Unexpected, surprising, intriguing, these are the words which immediately come to mind when you look at such a piece.
Extremely modern outside, hyper classic Inside, this is the Watch of paradoxes.
Of course, the Jaeger-Lecoultre fan couldn't help smiling when I saw the " Chrono " 100, at its case is very close looking to the Extrem Lab, because of this blend of materials, and the shape.
But it is way much more than a Parody of the Extrem Lab.
Let's focus on some détails.
1/ The case has some generous volumes, is undisputably big and high ( 45, 60 mm / 15, 48 ), but is that a problem? I don't think so.
On the wrist, it is light and comfortable, with a big and pleasant presence.
Modern it is, with the use of titanium and carbon for the case, and a black DLC coated bezel.
Modernity, again, with the dial, made of... Transparent sapphire, which is an excellent idea as it allows us to have a look on the dial side of the movement, and it is really Worth it.
Unusual and original, the chronopusher... I had tought time to find it... At 12 o clock. Why? Because I've been said that it was an homage to a Minerva Stpwatch made in 1916, whose chronopusher was located at the very same place. It is generously dimensionned, as it takes almost all the space between the lugs.
The sapphire glass is domed, to add a sensual touch to this modern " horological landscape ".
The sapphire case back shows the superb Minerva Cal 66.25.
2/ The dial: Modern, sporty, chic somehow, with an original configuration:
- At 9 o clock, you have the small seconds with a Arrow shaped repere which shows the eaxct second it is.
- At 6 o clock, you have a chrono monocounter, displaying the seconds, and the minutes ( 15 minutes only... Bad or good? ), but I have a soft spot for these monocounter chronographs, I must say...
- The dial of the time is centered, and " eaten " by the small second and chrono counter.
- On the outside part of the dial, a ring showing a zero to 100 graduation, just to remind you that you are in presence of a Chronograph which is able to time hundredths of seconds.
A design I appreciate a lot for its coherence. Why? Simple!
First, this Watch has been thought as a Chronograph, as soon as its conception. How many chronographs are time keepers in which you add two or three subdials, aesthetically?
Here, a particular importance has been given to the Chronograph. I would even say that I see the eaten time ring as a symbol: The chronograph is more important than the time. Which is astute and very à propos when you offer a 100th of seconds Chronograph.
The generous 1 / 100th of a second ring + the long second hand, much longer and demonstrative than the short minute and hour hands, seem to confirm the intentions of the designers. I quite like that, too!
The last point, the dial side movement, which is part of the dial... An homage to the movement. Well done, in my opinion.

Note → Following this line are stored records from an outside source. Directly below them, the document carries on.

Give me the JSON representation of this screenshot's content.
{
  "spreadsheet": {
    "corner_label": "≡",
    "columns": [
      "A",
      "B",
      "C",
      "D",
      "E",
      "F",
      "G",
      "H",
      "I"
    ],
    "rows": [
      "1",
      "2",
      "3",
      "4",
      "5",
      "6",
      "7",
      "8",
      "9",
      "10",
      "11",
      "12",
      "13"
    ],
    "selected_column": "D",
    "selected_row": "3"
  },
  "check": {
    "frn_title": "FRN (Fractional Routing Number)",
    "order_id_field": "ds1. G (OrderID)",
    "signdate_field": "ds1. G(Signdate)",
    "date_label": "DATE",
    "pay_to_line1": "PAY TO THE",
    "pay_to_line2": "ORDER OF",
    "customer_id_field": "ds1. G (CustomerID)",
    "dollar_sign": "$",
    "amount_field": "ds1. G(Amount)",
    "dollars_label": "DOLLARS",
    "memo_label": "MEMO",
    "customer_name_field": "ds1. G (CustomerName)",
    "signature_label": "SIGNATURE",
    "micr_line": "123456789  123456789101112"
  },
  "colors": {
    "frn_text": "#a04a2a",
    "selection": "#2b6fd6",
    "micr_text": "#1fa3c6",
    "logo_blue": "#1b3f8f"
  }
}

3/ The movement.
The Cal 66.25 is first of all a feast for the eyes.
Cotes De Genève, very nice anglages, perlages, the shape of the plates and bridges, all is conform to what we expect from a fine movement. More, this is a sculptural beauty, made in rhodium plated german silver.

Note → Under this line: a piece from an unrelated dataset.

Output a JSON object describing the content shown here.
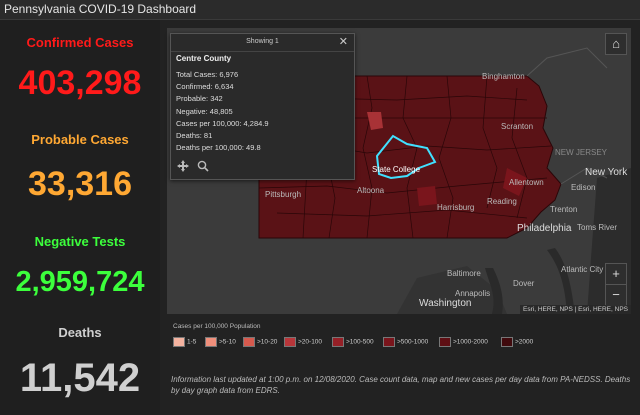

It is quite big, with a diameter of 38, 40 mm and thick, too ( 10, 6 mm ) which explains the generous volumes of the case.
Here you have two balance wheels: One, large, for the time function, beating at the pace of 18 000 alternances per hour, one small, " dancing " at 50 Hz, which represents... 360 000 vibrations per hour.
The power reserve of the movement is 100 hours, while it is only 45 minutes for the chronograph.
The whole movement is made of 472 parts.
Here it is as you can see it through the sapphire case back:
You understood it, I love this Chronograph a lot.
Because it is well thought, with a touch of Madness, a modern evocation of what was a stop Watch, a fresh and Young design housing a superb movement.
I also appreciate the monopusher original location, and the monocounter a lot.
I would have appreciated a more specific case, though, rather than this close inspiration of the Jaeger-Lecoultre Extrem Lab one ( the case and the reference ), but I am positively impressed by Montblanc ability to depict- or interpret?- Minerva classicism in such a modern way.
Two final words, to be complete: This chronograph will be limited to 100 pieces. And the retail is around 50 000 Euros.
Nicolas. January 2014.
This message has been edited by amanico on 2014-02-02 00:53:06 This message has been edited by amanico on 2014-02-06 06:42:52